Bright spots in an uncertain future for the chemical industry
While not even our experts can predict what the future holds, there may be opportunities for many chemical manufacturers and distributors. For example, an increased focus on personal hygiene and on commercial and industrial sanitizing policies and practices will likely be part of the landscape for the foreseeable future.
“Studies show it takes approximately two months for something to develop into a habit, which means the use of hand sanitizers in our daily routine will likely become habitual,” Whitaker says. “Demand for these products will eventually slow down as production and packaging catches up with the lack of available supply. However, overall demand ... will be much higher going forward, as the American consumer will come to expect sanitizing stations at the entrances of most businesses — from banks to grocery stores.”
McCusker shares this philosophy, predicting lasting policy changes within the travel and hospitality industries in particular.
“Just like companies have privacy policies, they’ll have sanitizing policies,” he says.
Perhaps the most positive trend to emerge out of the crisis is the way the chemical industry has united to help those who have been most affected, Byer observes. He describes NACD member companies donating critical supplies such as sanitizing chemicals, personal protective equipment (PPE) and disinfectant wipes to hospitals, emergency clinics, law enforcement officials and the fire department in their local communities.
“Their priorities are very much in line with giving back as much as they can while … still keeping in business,” says Byer. “That’s what makes it so fulfilling for us at NACD; … whether it’s by donating a product or working with other groups within the industry, our [members] really do care. That’s something we’re really proud of.”
Not only are member companies giving to the community, he adds, they are also supporting one another in meaningful ways, such as buying products from other members who are struggling and helping them access the resources they need:
Even for companies whose business has suffered, the period of reduced economic activity can be seized as an opportunity to improve operations and become more efficient, McCusker says.
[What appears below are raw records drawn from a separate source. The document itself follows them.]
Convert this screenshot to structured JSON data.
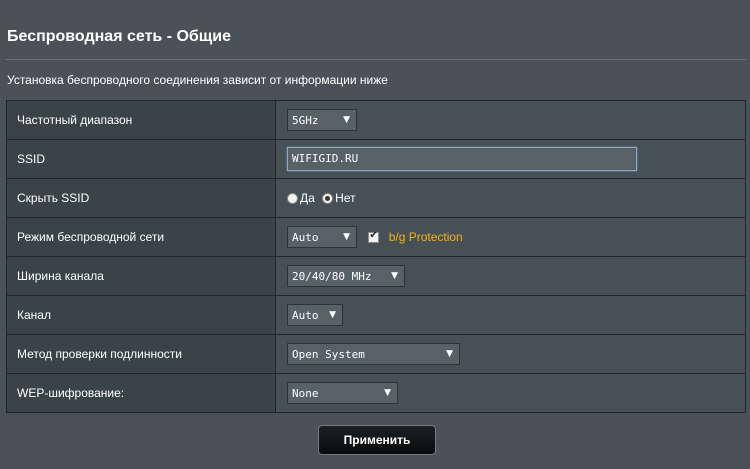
{
  "header": {
    "title": "Беспроводная сеть - Общие",
    "description": "Установка беспроводного соединения зависит от информации ниже"
  },
  "rows": {
    "band": {
      "label": "Частотный диапазон",
      "value": "5GHz"
    },
    "ssid": {
      "label": "SSID",
      "value": "WIFIGID.RU"
    },
    "hide_ssid": {
      "label": "Скрыть SSID",
      "option_yes": "Да",
      "option_no": "Нет",
      "selected": "Нет"
    },
    "wireless_mode": {
      "label": "Режим беспроводной сети",
      "value": "Auto",
      "protection_label": "b/g Protection",
      "protection_checked": true
    },
    "channel_width": {
      "label": "Ширина канала",
      "value": "20/40/80 MHz"
    },
    "channel": {
      "label": "Канал",
      "value": "Auto"
    },
    "auth_method": {
      "label": "Метод проверки подлинности",
      "value": "Open System"
    },
    "wep": {
      "label": "WEP-шифрование:",
      "value": "None"
    }
  },
  "actions": {
    "apply_label": "Применить"
  },
  "colors": {
    "background": "#4a5257",
    "accent": "#f2b21c",
    "input_focus": "#8fa9c4"
  },
  "icons": {
    "dropdown": "triangle-down-icon"
  }
}
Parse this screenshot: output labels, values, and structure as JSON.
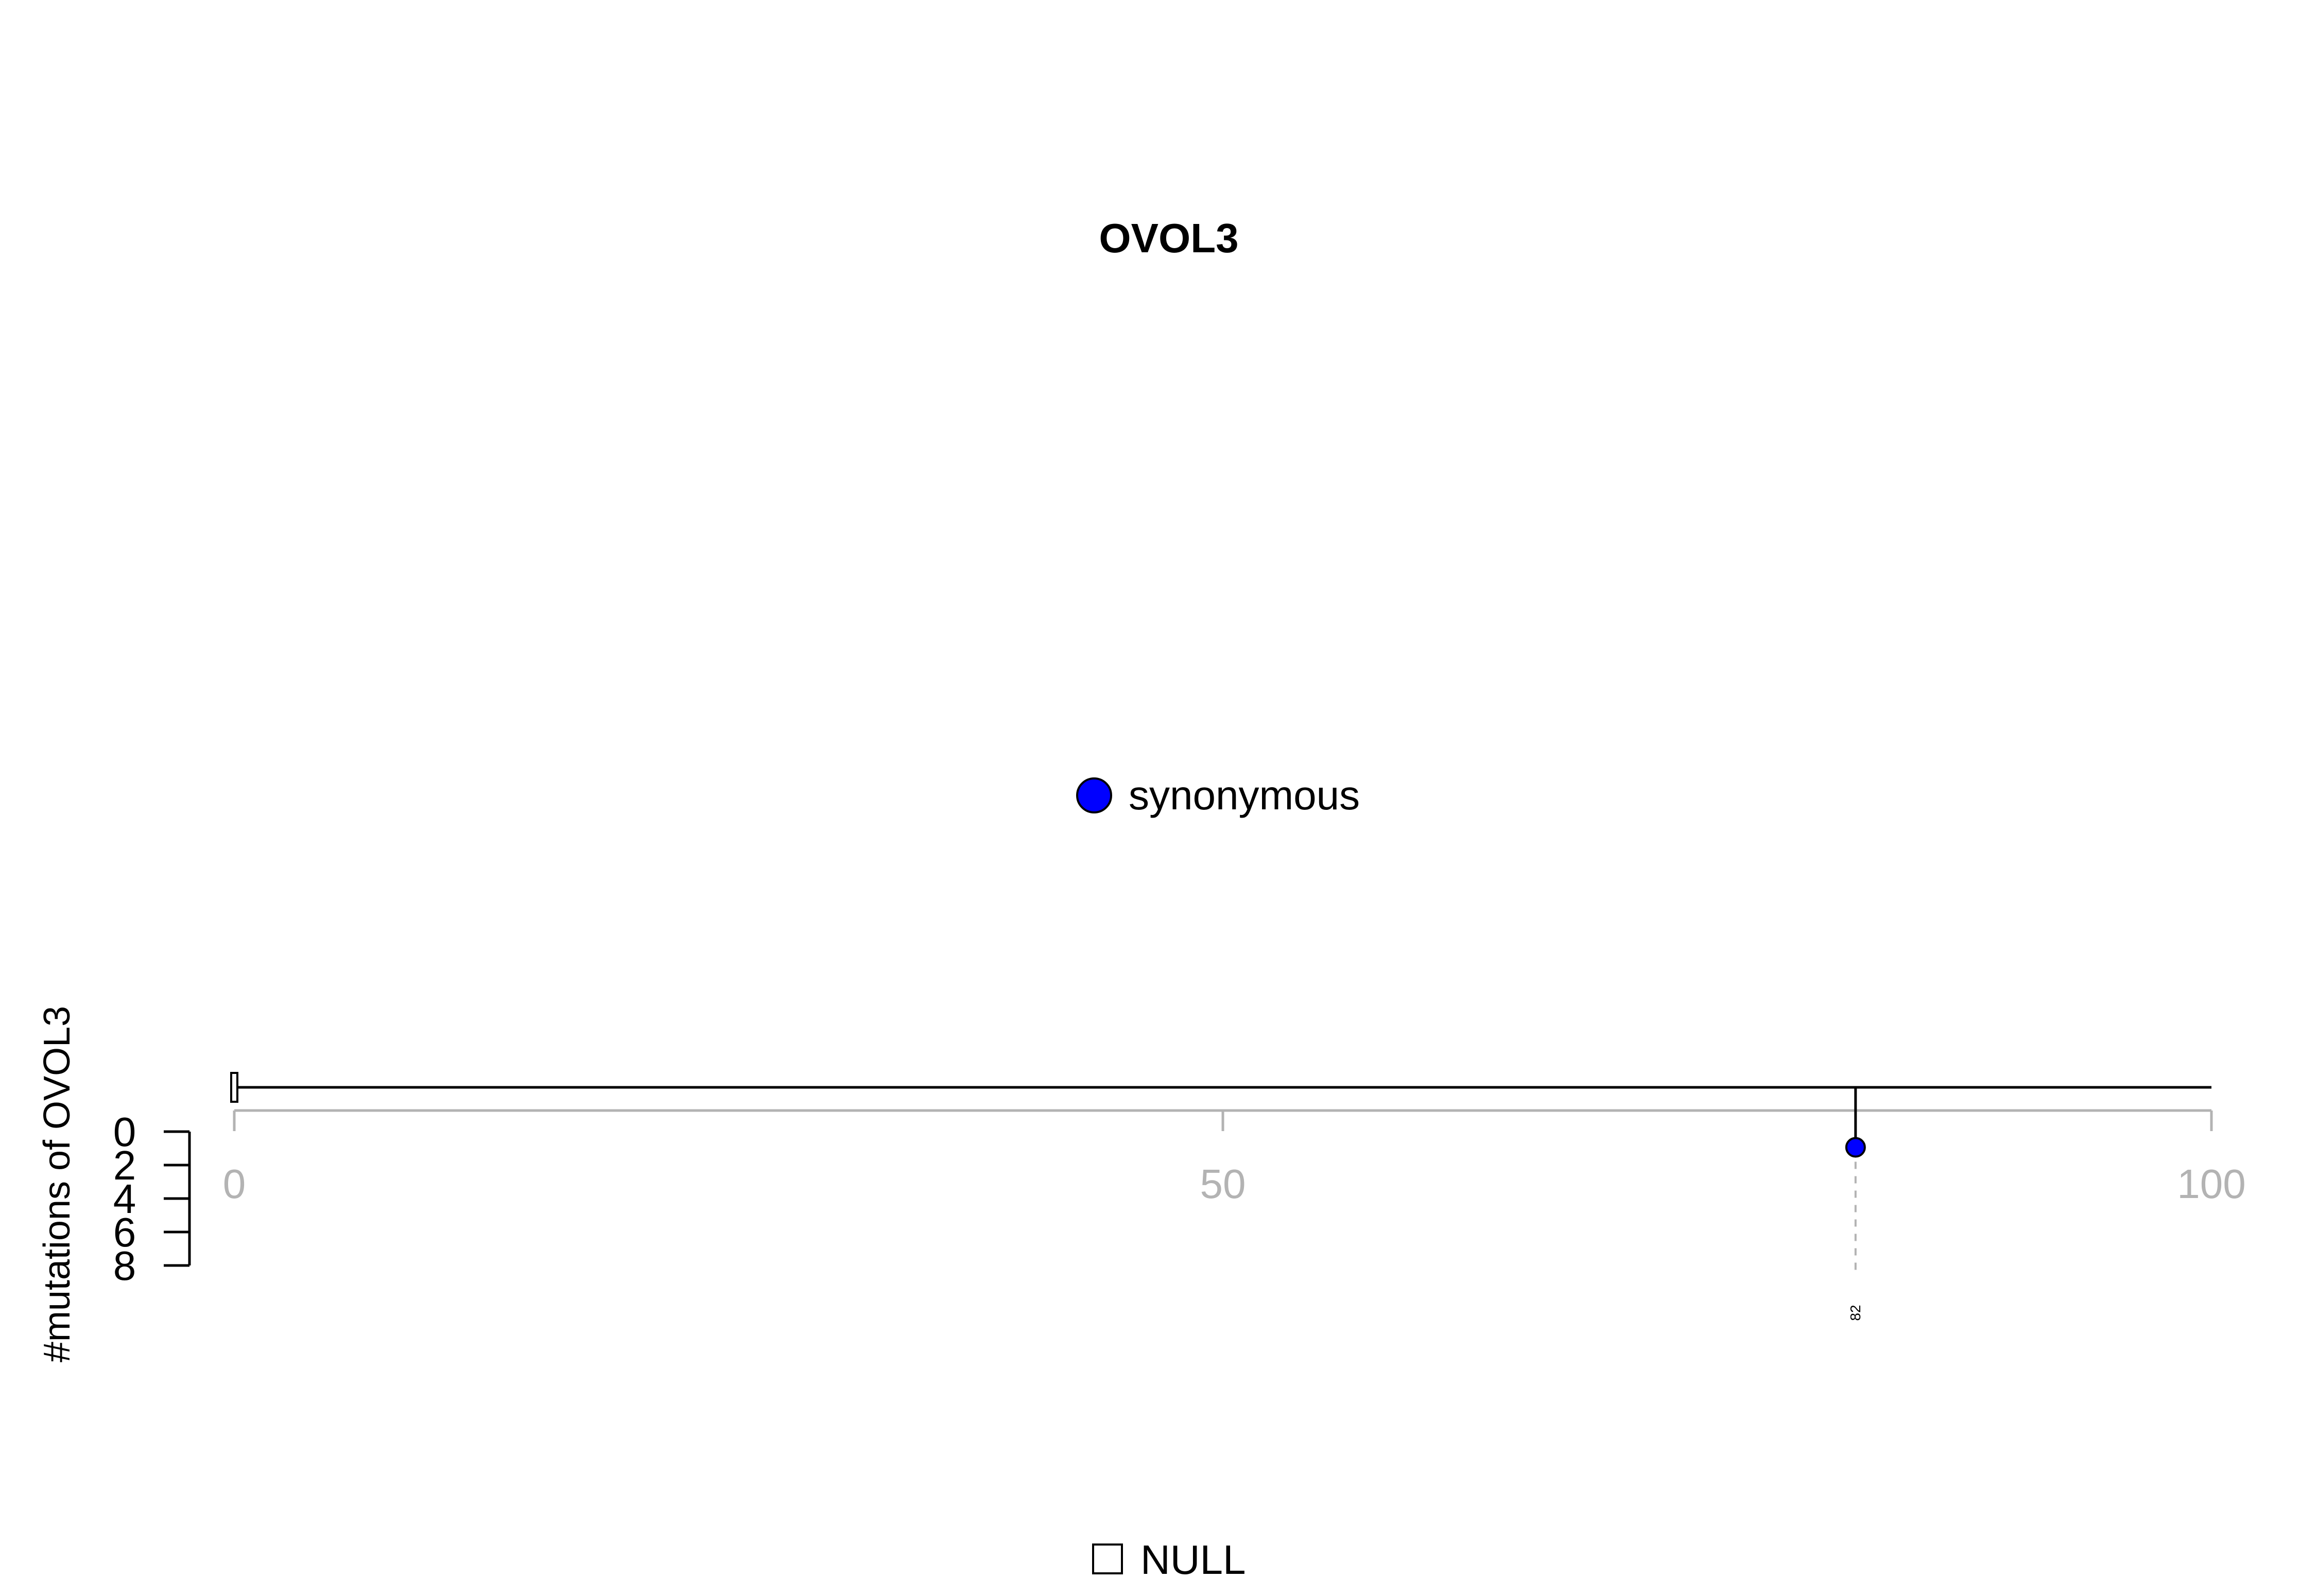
{
  "chart_data": {
    "type": "lollipop",
    "title": "OVOL3",
    "ylabel": "#mutations of OVOL3",
    "xlim": [
      0,
      100
    ],
    "x_ticks": [
      0,
      50,
      100
    ],
    "y_ticks": [
      0,
      2,
      4,
      6,
      8
    ],
    "y_axis_reversed": true,
    "series": [
      {
        "name": "synonymous",
        "color": "#0000ff",
        "points": [
          {
            "x": 82,
            "y": 1,
            "label": "82"
          }
        ]
      }
    ],
    "domain_legend": [
      {
        "name": "NULL",
        "color": "#ffffff"
      }
    ],
    "colors": {
      "axis": "#b3b3b3",
      "backbone": "#000000",
      "guide": "#b3b3b3"
    }
  }
}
“When business is good, it can be a double-edged sword. You have the capital to invest in projects, but your best people may not be available,” he explains. “But now the best people in the company have much more availability.. … It takes a lot of courage to spend money while you’re not making it, but the strongest leaders are able to say, we're going to be here a year from now, and this is the time to fortify our company … to make it better on the other side.”
As local and global economies slowly begin to reopen, chemical manufacturers and distributors will follow CDC guidelines to safely integrate remote employees back into the office with the front-line workers. But having seen the value of their employees working from home, our sources predict many companies will rethink their workplaces.
“You realize that you care about someone’s output and what they produce,” Jackson observes. “No one goes to the office and brags about sitting in a seat for eight hours. They talk about what they did and what they worked on. Being able to measure people in that way and have that be their goal is a much more fulfilling way to work.”
“Now everyone understands that [remote work] can be done, and they’re doing it effectively,” Byers affirms, adding that they must have the proper technology in place to facilitate this.
Datacor can not only help chemical and process manufacturers digitize nearly every aspect of the operations and automate key business processes, but can also help companies transition to or maintain a remote staff, Jackson says:
To learn how Datacor can help your business adapt in these uncertain times, contact an advisor for a free demo. You can also subscribe to our blog so you never miss an update on the latest news about the COVID-19 crisis and its impact on chemical companies.